“These laws allow local farmers to grow marijuana that can then be sold to dispensaries where it is sold legally,” said the economist Evelina Gavrilova, one of the study’s authors. “These growers are in direct competition with Mexican drug cartels that are smuggling the marijuana into the US. As a result, the cartels get much less business.”

 

The knock-on effect is a reduction in levels of drug-related violence. “The cartels are in competition with one another,” Gavrilova explained. “They compete for territory, but it’s also easy to steal product from the other cartels and sell it themselves, so they fight for the product.
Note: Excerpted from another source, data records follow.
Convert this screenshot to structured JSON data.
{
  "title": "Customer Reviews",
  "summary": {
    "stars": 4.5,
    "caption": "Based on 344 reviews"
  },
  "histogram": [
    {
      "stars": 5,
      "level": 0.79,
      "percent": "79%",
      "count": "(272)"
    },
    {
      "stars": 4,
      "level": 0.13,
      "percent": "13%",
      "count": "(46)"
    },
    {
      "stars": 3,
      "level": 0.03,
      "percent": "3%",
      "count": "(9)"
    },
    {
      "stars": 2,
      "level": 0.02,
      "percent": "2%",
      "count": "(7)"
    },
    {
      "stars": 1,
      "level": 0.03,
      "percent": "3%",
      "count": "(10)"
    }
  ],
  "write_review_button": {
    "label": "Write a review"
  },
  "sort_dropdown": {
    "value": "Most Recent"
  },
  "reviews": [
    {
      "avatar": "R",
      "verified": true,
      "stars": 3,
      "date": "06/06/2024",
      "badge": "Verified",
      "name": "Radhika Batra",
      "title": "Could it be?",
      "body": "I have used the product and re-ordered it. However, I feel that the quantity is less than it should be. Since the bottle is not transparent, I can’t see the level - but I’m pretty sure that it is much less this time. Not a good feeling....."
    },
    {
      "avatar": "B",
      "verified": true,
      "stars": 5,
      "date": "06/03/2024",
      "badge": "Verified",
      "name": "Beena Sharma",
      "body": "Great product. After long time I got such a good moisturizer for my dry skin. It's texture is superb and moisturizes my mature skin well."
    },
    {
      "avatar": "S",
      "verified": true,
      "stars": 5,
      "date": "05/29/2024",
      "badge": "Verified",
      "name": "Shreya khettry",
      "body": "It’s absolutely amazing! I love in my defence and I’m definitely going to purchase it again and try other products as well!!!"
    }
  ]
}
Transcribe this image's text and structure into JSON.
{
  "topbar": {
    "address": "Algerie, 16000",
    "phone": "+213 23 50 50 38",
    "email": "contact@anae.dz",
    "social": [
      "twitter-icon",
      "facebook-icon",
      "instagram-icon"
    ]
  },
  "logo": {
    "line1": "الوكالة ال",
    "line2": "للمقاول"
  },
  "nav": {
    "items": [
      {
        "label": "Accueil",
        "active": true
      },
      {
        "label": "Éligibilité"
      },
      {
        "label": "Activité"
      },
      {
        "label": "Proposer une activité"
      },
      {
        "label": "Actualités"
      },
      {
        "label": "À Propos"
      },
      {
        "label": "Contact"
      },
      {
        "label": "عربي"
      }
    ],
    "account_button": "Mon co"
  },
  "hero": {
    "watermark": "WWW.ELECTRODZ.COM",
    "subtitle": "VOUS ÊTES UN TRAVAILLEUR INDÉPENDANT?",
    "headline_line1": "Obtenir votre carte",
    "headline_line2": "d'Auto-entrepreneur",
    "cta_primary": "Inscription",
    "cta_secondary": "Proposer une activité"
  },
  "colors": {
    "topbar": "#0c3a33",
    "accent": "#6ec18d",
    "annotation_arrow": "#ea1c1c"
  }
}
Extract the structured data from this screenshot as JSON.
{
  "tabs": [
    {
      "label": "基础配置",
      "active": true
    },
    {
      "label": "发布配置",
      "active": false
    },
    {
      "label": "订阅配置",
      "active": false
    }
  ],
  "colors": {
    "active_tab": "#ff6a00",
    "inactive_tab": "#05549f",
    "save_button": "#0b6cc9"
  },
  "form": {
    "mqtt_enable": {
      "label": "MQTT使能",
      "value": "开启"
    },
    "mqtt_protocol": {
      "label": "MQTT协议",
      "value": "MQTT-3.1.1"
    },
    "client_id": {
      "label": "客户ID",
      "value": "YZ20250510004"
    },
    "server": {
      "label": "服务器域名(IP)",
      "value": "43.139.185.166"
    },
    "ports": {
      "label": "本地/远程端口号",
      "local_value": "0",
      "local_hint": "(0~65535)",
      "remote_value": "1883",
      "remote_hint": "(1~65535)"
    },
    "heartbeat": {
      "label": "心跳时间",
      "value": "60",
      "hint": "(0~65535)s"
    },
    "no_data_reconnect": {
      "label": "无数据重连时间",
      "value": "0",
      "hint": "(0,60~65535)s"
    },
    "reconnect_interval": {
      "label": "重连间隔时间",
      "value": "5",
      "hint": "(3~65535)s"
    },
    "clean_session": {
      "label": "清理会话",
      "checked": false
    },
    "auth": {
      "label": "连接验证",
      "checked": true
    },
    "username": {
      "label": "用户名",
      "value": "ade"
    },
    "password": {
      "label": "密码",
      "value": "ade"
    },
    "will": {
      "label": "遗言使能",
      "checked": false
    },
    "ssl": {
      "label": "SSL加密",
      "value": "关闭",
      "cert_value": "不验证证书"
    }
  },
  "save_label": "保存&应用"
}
They also have to defend their territory and ensure there are no bystanders, no witnesses to the activities of the cartel.”

 

California saw the largest drop in crime as there was a reduction of 15%. Arizona saw the least amount of change, witnessing only a 7% fall in violent crime. Overall homicides dropped by an astonishing 41% because of legal marijuana.

 

The study also suggests that the full legalization of marijuana in states such as Colorado and Washington is set to have an even bigger impact of the illegal drug trade as the production of high-quality marijuana in these states will further threaten the position of drug cartels.

 

This new study has emerged in the wake of Jeff Sessions’ announcement that he is rescinding the Obama-era policy that allowed legal cannabis to flourish. His move will stop the prohibition of federal enforcement agencies from intervening in matters relating to marijuana in states where it is legal.

 

Sessions’ move has resulted in substantial backlash, both from within and outside his own party. Could studies like this one provide further insight into the benefits of legalizing marijuana?